[Start of Attachment]

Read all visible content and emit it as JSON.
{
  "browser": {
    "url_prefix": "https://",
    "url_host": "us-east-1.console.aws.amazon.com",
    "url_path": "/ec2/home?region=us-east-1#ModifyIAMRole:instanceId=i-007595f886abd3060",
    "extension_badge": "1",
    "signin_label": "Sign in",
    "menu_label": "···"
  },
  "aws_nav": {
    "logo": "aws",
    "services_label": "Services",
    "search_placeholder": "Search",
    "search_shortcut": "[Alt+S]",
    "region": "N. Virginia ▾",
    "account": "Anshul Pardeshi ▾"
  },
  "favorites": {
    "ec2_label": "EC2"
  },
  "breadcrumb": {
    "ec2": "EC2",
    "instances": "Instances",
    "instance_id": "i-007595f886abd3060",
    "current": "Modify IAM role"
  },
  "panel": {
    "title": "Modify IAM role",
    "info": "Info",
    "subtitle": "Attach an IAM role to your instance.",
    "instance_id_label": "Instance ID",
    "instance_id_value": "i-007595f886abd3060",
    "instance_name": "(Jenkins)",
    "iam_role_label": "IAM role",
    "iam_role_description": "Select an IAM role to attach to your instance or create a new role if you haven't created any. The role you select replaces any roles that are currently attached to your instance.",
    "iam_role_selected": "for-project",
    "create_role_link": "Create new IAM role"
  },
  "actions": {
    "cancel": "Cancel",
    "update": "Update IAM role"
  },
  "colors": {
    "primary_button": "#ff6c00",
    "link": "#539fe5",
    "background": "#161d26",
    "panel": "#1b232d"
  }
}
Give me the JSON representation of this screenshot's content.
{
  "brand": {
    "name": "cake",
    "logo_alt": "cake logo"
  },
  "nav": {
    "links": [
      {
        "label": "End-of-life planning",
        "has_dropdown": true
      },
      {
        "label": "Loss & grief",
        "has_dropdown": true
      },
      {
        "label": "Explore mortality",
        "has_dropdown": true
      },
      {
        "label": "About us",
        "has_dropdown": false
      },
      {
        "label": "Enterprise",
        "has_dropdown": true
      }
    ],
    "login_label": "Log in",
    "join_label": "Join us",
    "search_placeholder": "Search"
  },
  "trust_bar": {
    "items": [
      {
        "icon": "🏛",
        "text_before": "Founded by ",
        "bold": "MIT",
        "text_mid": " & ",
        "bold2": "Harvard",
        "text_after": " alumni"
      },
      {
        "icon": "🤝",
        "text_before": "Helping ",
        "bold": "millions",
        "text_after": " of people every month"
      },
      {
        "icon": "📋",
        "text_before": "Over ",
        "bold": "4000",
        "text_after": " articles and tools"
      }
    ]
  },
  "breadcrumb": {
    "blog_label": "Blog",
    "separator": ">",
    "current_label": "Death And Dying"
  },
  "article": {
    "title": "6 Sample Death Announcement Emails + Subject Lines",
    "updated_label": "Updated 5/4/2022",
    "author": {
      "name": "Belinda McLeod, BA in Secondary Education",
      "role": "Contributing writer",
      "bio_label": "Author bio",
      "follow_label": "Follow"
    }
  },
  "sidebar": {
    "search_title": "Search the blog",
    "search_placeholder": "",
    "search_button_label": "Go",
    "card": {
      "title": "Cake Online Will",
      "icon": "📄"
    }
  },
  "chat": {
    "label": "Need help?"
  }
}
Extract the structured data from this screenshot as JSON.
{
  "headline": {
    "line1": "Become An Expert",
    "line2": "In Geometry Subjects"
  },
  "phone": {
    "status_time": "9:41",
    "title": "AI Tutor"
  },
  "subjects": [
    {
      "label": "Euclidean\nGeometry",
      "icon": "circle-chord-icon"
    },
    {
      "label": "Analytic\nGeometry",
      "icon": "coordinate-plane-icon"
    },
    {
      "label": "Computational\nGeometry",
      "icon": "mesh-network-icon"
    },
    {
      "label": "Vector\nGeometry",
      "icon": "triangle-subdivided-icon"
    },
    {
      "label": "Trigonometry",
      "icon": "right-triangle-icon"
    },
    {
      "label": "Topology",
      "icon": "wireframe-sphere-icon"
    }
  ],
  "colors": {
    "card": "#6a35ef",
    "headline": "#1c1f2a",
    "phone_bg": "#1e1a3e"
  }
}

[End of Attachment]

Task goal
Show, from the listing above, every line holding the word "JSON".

Task response
Read all visible content and emit it as JSON.
Give me the JSON representation of this screenshot's content.
Extract the structured data from this screenshot as JSON.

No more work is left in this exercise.